REQUIREMENT :: Among the entries below, how many lines hold "description"? Reply with the number only.

[Element data from apps and pages]
########

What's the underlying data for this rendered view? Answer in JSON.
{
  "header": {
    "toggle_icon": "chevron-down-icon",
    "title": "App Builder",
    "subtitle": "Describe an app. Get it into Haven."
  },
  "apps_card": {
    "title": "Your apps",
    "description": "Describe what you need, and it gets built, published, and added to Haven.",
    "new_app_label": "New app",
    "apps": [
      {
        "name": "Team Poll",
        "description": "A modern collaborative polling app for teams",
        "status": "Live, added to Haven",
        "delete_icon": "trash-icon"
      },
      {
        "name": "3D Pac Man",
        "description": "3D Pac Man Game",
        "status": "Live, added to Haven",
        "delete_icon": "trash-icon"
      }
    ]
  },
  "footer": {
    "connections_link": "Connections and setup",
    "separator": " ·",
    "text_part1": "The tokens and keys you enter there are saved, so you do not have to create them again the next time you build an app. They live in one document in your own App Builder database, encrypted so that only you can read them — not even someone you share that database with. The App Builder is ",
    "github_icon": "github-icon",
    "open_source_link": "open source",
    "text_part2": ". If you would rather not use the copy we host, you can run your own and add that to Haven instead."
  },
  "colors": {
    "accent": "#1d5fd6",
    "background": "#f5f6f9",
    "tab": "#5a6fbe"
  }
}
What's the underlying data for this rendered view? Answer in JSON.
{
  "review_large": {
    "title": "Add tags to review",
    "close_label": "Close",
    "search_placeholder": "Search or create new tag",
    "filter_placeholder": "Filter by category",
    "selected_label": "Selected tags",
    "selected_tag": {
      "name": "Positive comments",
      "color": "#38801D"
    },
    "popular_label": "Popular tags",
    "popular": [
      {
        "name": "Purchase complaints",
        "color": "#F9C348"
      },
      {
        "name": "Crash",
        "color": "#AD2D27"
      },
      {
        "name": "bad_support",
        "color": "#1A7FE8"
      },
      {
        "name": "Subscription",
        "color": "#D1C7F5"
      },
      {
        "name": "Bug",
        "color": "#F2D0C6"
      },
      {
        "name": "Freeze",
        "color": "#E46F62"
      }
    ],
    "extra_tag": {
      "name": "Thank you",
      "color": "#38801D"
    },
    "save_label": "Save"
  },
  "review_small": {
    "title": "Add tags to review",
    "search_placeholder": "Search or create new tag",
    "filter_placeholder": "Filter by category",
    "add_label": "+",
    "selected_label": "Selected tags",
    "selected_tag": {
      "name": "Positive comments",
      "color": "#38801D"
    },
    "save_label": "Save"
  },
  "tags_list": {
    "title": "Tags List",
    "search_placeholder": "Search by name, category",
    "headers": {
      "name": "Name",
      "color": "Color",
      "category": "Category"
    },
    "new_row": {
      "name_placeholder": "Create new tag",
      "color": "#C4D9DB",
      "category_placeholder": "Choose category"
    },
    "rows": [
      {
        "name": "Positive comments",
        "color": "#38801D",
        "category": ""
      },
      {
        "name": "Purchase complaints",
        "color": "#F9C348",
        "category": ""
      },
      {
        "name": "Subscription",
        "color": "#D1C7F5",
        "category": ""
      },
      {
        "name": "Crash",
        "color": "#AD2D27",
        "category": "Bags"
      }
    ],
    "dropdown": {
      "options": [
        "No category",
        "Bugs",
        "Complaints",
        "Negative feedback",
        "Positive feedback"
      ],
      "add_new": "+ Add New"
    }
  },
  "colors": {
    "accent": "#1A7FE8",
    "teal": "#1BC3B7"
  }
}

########

SOLUTION TO THIS EXERCISE :: 3